> [TASK GOAL]: Look through the records and copy every line in which "显示双语字幕" appears.

□ □ □ □ □ □ □

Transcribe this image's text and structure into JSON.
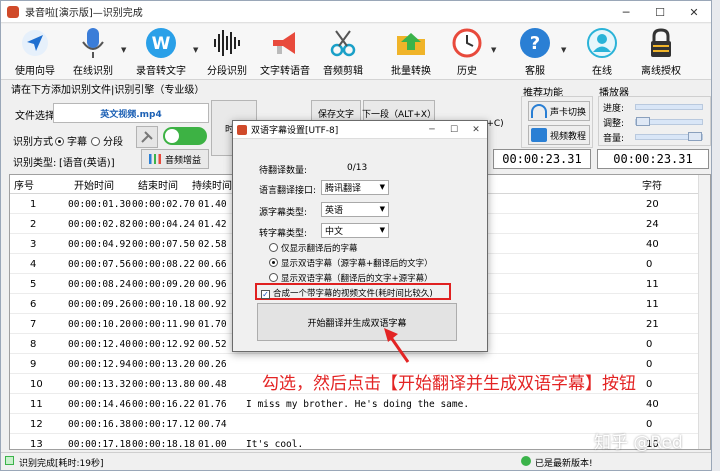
{
  "window": {
    "title": "录音啦[演示版]—识别完成"
  },
  "toolbar": {
    "items": [
      {
        "label": "使用向导",
        "icon": "navigation-arrow-icon"
      },
      {
        "label": "在线识别",
        "icon": "microphone-icon"
      },
      {
        "label": "录音转文字",
        "icon": "w-logo-icon"
      },
      {
        "label": "分段识别",
        "icon": "waveform-icon"
      },
      {
        "label": "文字转语音",
        "icon": "megaphone-icon"
      },
      {
        "label": "音频剪辑",
        "icon": "scissors-icon"
      },
      {
        "label": "批量转换",
        "icon": "folder-arrow-icon"
      },
      {
        "label": "历史",
        "icon": "history-clock-icon"
      },
      {
        "label": "客服",
        "icon": "help-icon"
      },
      {
        "label": "在线",
        "icon": "online-user-icon"
      },
      {
        "label": "离线授权",
        "icon": "lock-icon"
      }
    ]
  },
  "instruction": "请在下方添加识别文件|识别引擎（专业级）",
  "file": {
    "label": "文件选择",
    "value": "英文视频.mp4"
  },
  "recognize_mode": {
    "label": "识别方式",
    "option1": "字幕",
    "option2": "分段"
  },
  "recognize_type": {
    "label": "识别类型:",
    "value": "[语音(英语)]"
  },
  "enhance_button": "音频增益",
  "mid_buttons": {
    "time": "时间",
    "save": "保存文字",
    "next": "下一段（ALT+X）",
    "partial": "+C)"
  },
  "recommend": {
    "title": "推荐功能",
    "sound_card": "声卡切换",
    "video_tutorial": "视频教程"
  },
  "player": {
    "title": "播放器",
    "progress": "进度:",
    "adjust": "调整:",
    "volume": "音量:"
  },
  "times": {
    "t1": "00:00:23.31",
    "t2": "00:00:23.31"
  },
  "table": {
    "headers": {
      "index": "序号",
      "start": "开始时间",
      "end": "结束时间",
      "dur": "持续时间",
      "chars": "字符"
    },
    "rows": [
      {
        "i": "1",
        "s": "00:00:01.30",
        "e": "00:00:02.70",
        "d": "01.40",
        "text": "",
        "c": "20"
      },
      {
        "i": "2",
        "s": "00:00:02.82",
        "e": "00:00:04.24",
        "d": "01.42",
        "text": "",
        "c": "24"
      },
      {
        "i": "3",
        "s": "00:00:04.92",
        "e": "00:00:07.50",
        "d": "02.58",
        "text": "",
        "c": "40"
      },
      {
        "i": "4",
        "s": "00:00:07.56",
        "e": "00:00:08.22",
        "d": "00.66",
        "text": "",
        "c": "0"
      },
      {
        "i": "5",
        "s": "00:00:08.24",
        "e": "00:00:09.20",
        "d": "00.96",
        "text": "",
        "c": "11"
      },
      {
        "i": "6",
        "s": "00:00:09.26",
        "e": "00:00:10.18",
        "d": "00.92",
        "text": "",
        "c": "11"
      },
      {
        "i": "7",
        "s": "00:00:10.20",
        "e": "00:00:11.90",
        "d": "01.70",
        "text": "",
        "c": "21"
      },
      {
        "i": "8",
        "s": "00:00:12.40",
        "e": "00:00:12.92",
        "d": "00.52",
        "text": "",
        "c": "0"
      },
      {
        "i": "9",
        "s": "00:00:12.94",
        "e": "00:00:13.20",
        "d": "00.26",
        "text": "",
        "c": "0"
      },
      {
        "i": "10",
        "s": "00:00:13.32",
        "e": "00:00:13.80",
        "d": "00.48",
        "text": "",
        "c": "0"
      },
      {
        "i": "11",
        "s": "00:00:14.46",
        "e": "00:00:16.22",
        "d": "01.76",
        "text": "I miss my brother. He's doing the same.",
        "c": "40"
      },
      {
        "i": "12",
        "s": "00:00:16.38",
        "e": "00:00:17.12",
        "d": "00.74",
        "text": "",
        "c": "0"
      },
      {
        "i": "13",
        "s": "00:00:17.18",
        "e": "00:00:18.18",
        "d": "01.00",
        "text": "It's cool.",
        "c": "10"
      }
    ]
  },
  "status": {
    "left": "识别完成[耗时:19秒]",
    "right": "已是最新版本!"
  },
  "dialog": {
    "title": "双语字幕设置[UTF-8]",
    "count_label": "待翻译数量:",
    "count_value": "0/13",
    "api_label": "语言翻译接口:",
    "api_value": "腾讯翻译",
    "source_label": "源字幕类型:",
    "source_value": "英语",
    "target_label": "转字幕类型:",
    "target_value": "中文",
    "radio1": "仅显示翻译后的字幕",
    "radio2": "显示双语字幕（源字幕+翻译后的文字）",
    "radio3": "显示双语字幕（翻译后的文字+源字幕）",
    "checkbox": "合成一个带字幕的视频文件(耗时间比较久)",
    "start_button": "开始翻译并生成双语字幕"
  },
  "annotation": "勾选，然后点击【开始翻译并生成双语字幕】按钮",
  "watermark": "知乎 @Red",
  "colors": {
    "accent": "#1a5fb4",
    "toggle_on": "#3db244",
    "highlight": "#e02020"
  }
}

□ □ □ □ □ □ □

> [TASK ANSWER]:
    "radio2": "显示双语字幕（源字幕+翻译后的文字）",
    "radio3": "显示双语字幕（翻译后的文字+源字幕）",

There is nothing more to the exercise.